About this task:
Reproduce all of the data exactly, with no line skipped.

(Component data from apps and pages)
..........

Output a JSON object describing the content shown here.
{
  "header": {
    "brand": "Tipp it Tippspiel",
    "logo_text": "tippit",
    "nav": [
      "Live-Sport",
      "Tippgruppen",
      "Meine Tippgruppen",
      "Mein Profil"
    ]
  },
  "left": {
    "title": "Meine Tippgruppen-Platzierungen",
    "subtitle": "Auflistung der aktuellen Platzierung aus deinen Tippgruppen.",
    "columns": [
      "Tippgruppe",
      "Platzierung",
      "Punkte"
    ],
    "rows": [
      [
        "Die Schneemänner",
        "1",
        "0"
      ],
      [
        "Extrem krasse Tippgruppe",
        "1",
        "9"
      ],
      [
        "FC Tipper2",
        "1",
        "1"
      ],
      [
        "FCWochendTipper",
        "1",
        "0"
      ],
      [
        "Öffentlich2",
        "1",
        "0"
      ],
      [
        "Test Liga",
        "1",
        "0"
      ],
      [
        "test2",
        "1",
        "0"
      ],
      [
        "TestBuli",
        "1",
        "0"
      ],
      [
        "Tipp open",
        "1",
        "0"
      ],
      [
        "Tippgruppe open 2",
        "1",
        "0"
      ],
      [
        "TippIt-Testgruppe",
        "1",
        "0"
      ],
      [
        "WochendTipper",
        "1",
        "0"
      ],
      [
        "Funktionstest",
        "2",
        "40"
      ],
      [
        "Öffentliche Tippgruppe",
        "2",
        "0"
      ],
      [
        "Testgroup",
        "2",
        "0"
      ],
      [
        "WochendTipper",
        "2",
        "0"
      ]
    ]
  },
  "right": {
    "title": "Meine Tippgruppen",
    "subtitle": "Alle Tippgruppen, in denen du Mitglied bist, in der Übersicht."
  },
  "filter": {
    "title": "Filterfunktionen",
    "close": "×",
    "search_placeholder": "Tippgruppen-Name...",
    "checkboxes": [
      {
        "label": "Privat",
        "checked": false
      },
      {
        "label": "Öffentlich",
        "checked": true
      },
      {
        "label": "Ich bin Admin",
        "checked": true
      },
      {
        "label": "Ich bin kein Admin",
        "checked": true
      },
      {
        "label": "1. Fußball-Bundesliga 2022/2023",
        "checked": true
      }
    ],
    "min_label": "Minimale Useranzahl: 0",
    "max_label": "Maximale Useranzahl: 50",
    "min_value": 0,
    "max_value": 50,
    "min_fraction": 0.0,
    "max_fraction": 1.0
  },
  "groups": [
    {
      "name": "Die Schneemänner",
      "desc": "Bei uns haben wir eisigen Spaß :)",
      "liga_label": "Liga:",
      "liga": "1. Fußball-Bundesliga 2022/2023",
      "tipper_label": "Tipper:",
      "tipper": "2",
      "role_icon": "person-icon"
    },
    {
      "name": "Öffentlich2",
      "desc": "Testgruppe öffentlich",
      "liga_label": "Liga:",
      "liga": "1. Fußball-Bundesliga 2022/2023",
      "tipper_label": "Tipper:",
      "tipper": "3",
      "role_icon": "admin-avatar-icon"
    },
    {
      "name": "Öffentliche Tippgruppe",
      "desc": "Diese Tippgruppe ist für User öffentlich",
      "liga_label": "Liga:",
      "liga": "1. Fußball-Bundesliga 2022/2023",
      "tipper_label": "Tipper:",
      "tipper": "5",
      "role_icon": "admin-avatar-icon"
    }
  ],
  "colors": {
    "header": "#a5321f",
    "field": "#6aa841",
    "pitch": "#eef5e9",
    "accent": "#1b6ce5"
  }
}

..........

Result for this task:
Output a JSON object describing the content shown here.
{
  "header": {
    "brand": "Tipp it Tippspiel",
    "logo_text": "tippit",
    "nav": [
      "Live-Sport",
      "Tippgruppen",
      "Meine Tippgruppen",
      "Mein Profil"
    ]
  },
  "left": {
    "title": "Meine Tippgruppen-Platzierungen",
    "subtitle": "Auflistung der aktuellen Platzierung aus deinen Tippgruppen.",
    "columns": [
      "Tippgruppe",
      "Platzierung",
      "Punkte"
    ],
    "rows": [
      [
        "Die Schneemänner",
        "1",
        "0"
      ],
      [
        "Extrem krasse Tippgruppe",
        "1",
        "9"
      ],
      [
        "FC Tipper2",
        "1",
        "1"
      ],
      [
        "FCWochendTipper",
        "1",
        "0"
      ],
      [
        "Öffentlich2",
        "1",
        "0"
      ],
      [
        "Test Liga",
        "1",
        "0"
      ],
      [
        "test2",
        "1",
        "0"
      ],
      [
        "TestBuli",
        "1",
        "0"
      ],
      [
        "Tipp open",
        "1",
        "0"
      ],
      [
        "Tippgruppe open 2",
        "1",
        "0"
      ],
      [
        "TippIt-Testgruppe",
        "1",
        "0"
      ],
      [
        "WochendTipper",
        "1",
        "0"
      ],
      [
        "Funktionstest",
        "2",
        "40"
      ],
      [
        "Öffentliche Tippgruppe",
        "2",
        "0"
      ],
      [
        "Testgroup",
        "2",
        "0"
      ],
      [
        "WochendTipper",
        "2",
        "0"
      ]
    ]
  },
  "right": {
    "title": "Meine Tippgruppen",
    "subtitle": "Alle Tippgruppen, in denen du Mitglied bist, in der Übersicht."
  },
  "filter": {
    "title": "Filterfunktionen",
    "close": "×",
    "search_placeholder": "Tippgruppen-Name...",
    "checkboxes": [
      {
        "label": "Privat",
        "checked": false
      },
      {
        "label": "Öffentlich",
        "checked": true
      },
      {
        "label": "Ich bin Admin",
        "checked": true
      },
      {
        "label": "Ich bin kein Admin",
        "checked": true
      },
      {
        "label": "1. Fußball-Bundesliga 2022/2023",
        "checked": true
      }
    ],
    "min_label": "Minimale Useranzahl: 0",
    "max_label": "Maximale Useranzahl: 50",
    "min_value": 0,
    "max_value": 50,
    "min_fraction": 0.0,
    "max_fraction": 1.0
  },
  "groups": [
    {
      "name": "Die Schneemänner",
      "desc": "Bei uns haben wir eisigen Spaß :)",
      "liga_label": "Liga:",
      "liga": "1. Fußball-Bundesliga 2022/2023",
      "tipper_label": "Tipper:",
      "tipper": "2",
      "role_icon": "person-icon"
    },
    {
      "name": "Öffentlich2",
      "desc": "Testgruppe öffentlich",
      "liga_label": "Liga:",
      "liga": "1. Fußball-Bundesliga 2022/2023",
      "tipper_label": "Tipper:",
      "tipper": "3",
      "role_icon": "admin-avatar-icon"
    },
    {
      "name": "Öffentliche Tippgruppe",
      "desc": "Diese Tippgruppe ist für User öffentlich",
      "liga_label": "Liga:",
      "liga": "1. Fußball-Bundesliga 2022/2023",
      "tipper_label": "Tipper:",
      "tipper": "5",
      "role_icon": "admin-avatar-icon"
    }
  ],
  "colors": {
    "header": "#a5321f",
    "field": "#6aa841",
    "pitch": "#eef5e9",
    "accent": "#1b6ce5"
  }
}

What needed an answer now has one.